In conclusion, even if the plaintiff had met either of the two prongs of the merits test, the plaintiff's motion for injunctive relief would nonetheless have to be denied since he has failed to show that a denial of such relief would cause irreparable injury. The potential injury to Datacom is best described as remote and speculative rather than actual and imminent. Jack Kahn Music v. Baldwin Piano & Organ, 604 F.2d 755, 759 (2d Cir. 1979). In cases such as this where the potential injury is merely a slight possibility, any motion for a preliminary injunction must be denied.

Motion for the preliminary injunction is denied and the motion to dismiss for lack of personal jurisdiction over the defendant MGA is granted.

So Ordered.


[1] The first two counts of the complaint, based on Dirmeyer's breach of the restrictive covenant, seek to enjoin Dirmeyer from continuing in MGA's employ and request damages for the breach; the latter two counts against MGA likewise seek both a direction preventing MGA from employing Dirmeyer and a prayer for damages, but these counts are grounded on MGA's alleged tortious interference with the business and employment relationship between Dirmeyer and Datacom.

[2] In support of this argument, Datacom asserts the following:

Prior to being employed by plaintiff, Dirmeyer had no knowledge of plaintiff's customers and more particularly the particular division and individuals within the division responsible for the handling of services rendered by plaintiff. In his capacity with plaintiff, he was responsible for the preparation of proposals to potential customers in response to bids. As part of his job, he had access to and made use of the most confidential of DATACOM's proprietary, technical, financial and customer information, including corporate know-how, names and history of relationships with customers and suppliers work in process, previous proposals to customers and job-by-job cost analysis containing job budgets.

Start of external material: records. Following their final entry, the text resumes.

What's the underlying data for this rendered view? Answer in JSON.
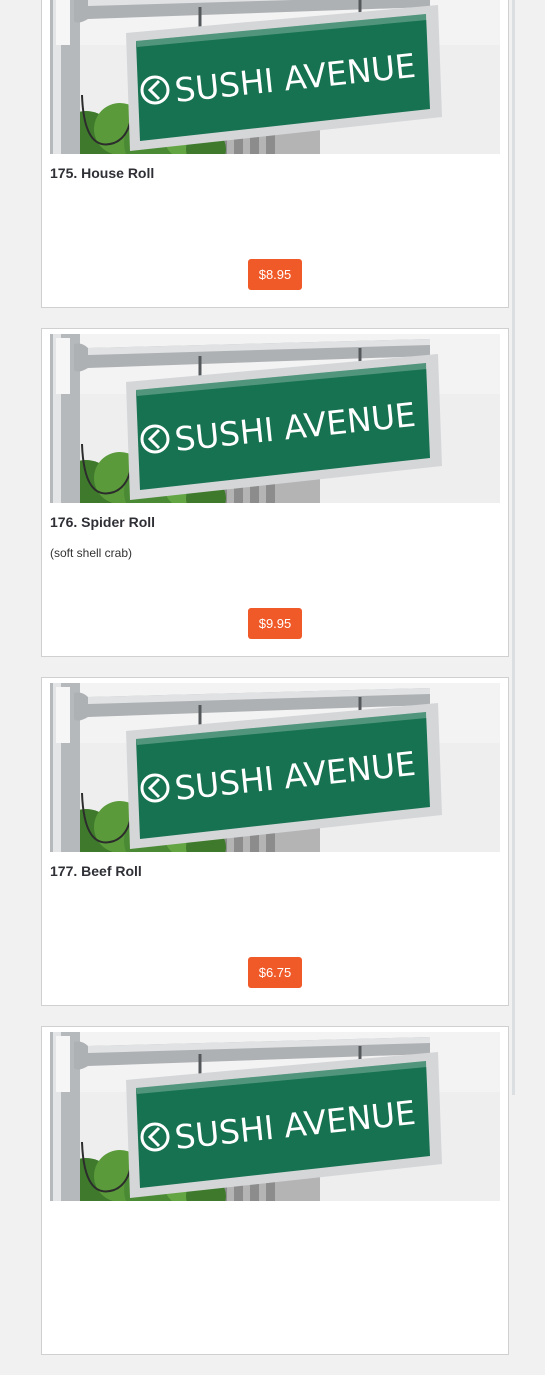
{
  "brand": {
    "sign_text": "SUSHI AVENUE"
  },
  "colors": {
    "price_button": "#f05a28",
    "sign_green": "#167250",
    "card_border": "#d0d0d0",
    "page_background": "#f1f1f2"
  },
  "items": [
    {
      "title": "175. House Roll",
      "description": "",
      "price": "$8.95"
    },
    {
      "title": "176. Spider Roll",
      "description": "(soft shell crab)",
      "price": "$9.95"
    },
    {
      "title": "177. Beef Roll",
      "description": "",
      "price": "$6.75"
    },
    {
      "title": "",
      "description": "",
      "price": ""
    }
  ]
}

Dirmeyer was familiar with the details of plans and proposals pending and others unsubmitted to clients which represent DATACOM's future business plans. (Platt Aff. August 18, 1960, at p. 4-5.)

[3] Datacom currently has three outstanding bids for work with the United States Army. They are as follows: (1) DABT 60-80-R-0023, Basic Skills Education Program for MOS 05C 10; (2) DABT 60-80-R-0029, Basic Skills Education Program for 67 Series MOS; and (3) DABT 60-80-R-0021, Training Material for CMF 76. While working for Datacom, Dirmeyer working on proposals DABT 60-80-R-0023 and DABT 60-80-R-0029 and was aware that Datacom was going to submit a bid on DABT 60-80-R-0021. (See Porthouse Aff. at p. 4.) Both Datacom and MGA bid on the DABT 60-80-R-0023 project, but MGA was informed by the Department of the Army on August 27, 1980 that its proposal had been rejected.